Dennis Faas's picture

California officials have overturned a ban that prevented a smartphone app-based taxi-style service from legally operating.

The case was prompted by a smartphone app called 'Uber,' which allows customers to summon a luxury car and driver to their location at the press of a button. The cost of the ride is automatically charged to a customer's credit card.

The service was a welcome idea for customers who wanted to avoid trying to hail a cab. Unfortunately, Uber initially ran into problems with the California Public Utilities Commission (CPUC).

California Officials: Uber a Taxi Service

Why? Because the CPUC ruled that Uber was effectively running a taxi service without a license. The CPUC then slapped Uber's makers with a $20,000 fine and ordered the firm to halt business operations.

However, California officials and the company behind Uber have now reached an agreement. Under that agreement, the fine will be put on hold and Uber will be allowed to carry on with its activities.

Officials say Uber's drivers won't have to get a special license, though they will have to undergo criminal background checks and show proof of insurance. (Source: nytimes.com)

Rideshare Service Also Within Rules

California officials have also reached a deal with another company, Lyft, which it had also accused of breaching licensing rules. As with Uber, the commission has suspended a $20,000 fine.

Lyft's smartphone app allows users to enter a destination on a map. It then matches them with a private individual in their location who is heading in the same direction and has agreed to take passengers.

The passengers then pay a small contribution intended to help cover gas and vehicle maintenance costs. Lyft also took a cut of that fee.

The commission has now agreed that, in principle, services such as Lyft are legal, despite the fact that they don't fit the traditional taxi cab business model. That could mean other firms, including Uber, will start arranging ride-share programs.

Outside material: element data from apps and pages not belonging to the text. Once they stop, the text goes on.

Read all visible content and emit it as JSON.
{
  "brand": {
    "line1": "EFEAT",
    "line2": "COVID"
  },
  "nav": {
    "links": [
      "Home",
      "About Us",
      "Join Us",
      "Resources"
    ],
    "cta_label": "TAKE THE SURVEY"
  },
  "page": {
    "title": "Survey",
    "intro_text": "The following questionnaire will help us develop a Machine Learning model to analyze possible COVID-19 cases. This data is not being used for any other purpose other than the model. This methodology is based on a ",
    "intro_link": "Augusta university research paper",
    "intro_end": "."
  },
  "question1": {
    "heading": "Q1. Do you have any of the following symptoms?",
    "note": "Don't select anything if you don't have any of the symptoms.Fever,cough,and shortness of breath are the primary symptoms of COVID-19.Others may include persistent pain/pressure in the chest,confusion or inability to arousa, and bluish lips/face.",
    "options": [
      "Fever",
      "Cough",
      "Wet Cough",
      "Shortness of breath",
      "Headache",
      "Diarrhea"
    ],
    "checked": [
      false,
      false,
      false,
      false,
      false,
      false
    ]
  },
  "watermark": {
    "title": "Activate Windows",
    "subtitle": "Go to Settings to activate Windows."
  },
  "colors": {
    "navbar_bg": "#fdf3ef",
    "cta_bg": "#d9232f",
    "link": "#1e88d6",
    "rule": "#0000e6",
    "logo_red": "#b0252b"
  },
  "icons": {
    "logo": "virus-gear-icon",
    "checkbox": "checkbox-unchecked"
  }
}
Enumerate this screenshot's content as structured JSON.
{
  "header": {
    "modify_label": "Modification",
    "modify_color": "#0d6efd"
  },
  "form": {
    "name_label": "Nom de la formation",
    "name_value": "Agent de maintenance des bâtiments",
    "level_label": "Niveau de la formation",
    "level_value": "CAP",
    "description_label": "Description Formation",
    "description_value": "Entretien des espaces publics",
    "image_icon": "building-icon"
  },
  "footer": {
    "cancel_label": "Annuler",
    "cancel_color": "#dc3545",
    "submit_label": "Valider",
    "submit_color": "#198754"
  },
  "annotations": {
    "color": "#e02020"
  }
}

Lyft noted that it already carries out criminal record and Department of Motor Vehicle checks on all drivers offering rides. (Source: lyft.me)

The CPUC says it now plans to launch a six-month study investigating both Uber and Lyft. The goal: to see if it needs to develop specific regulations for smartphone app-based driving services.

Rate this article: 
No votes yet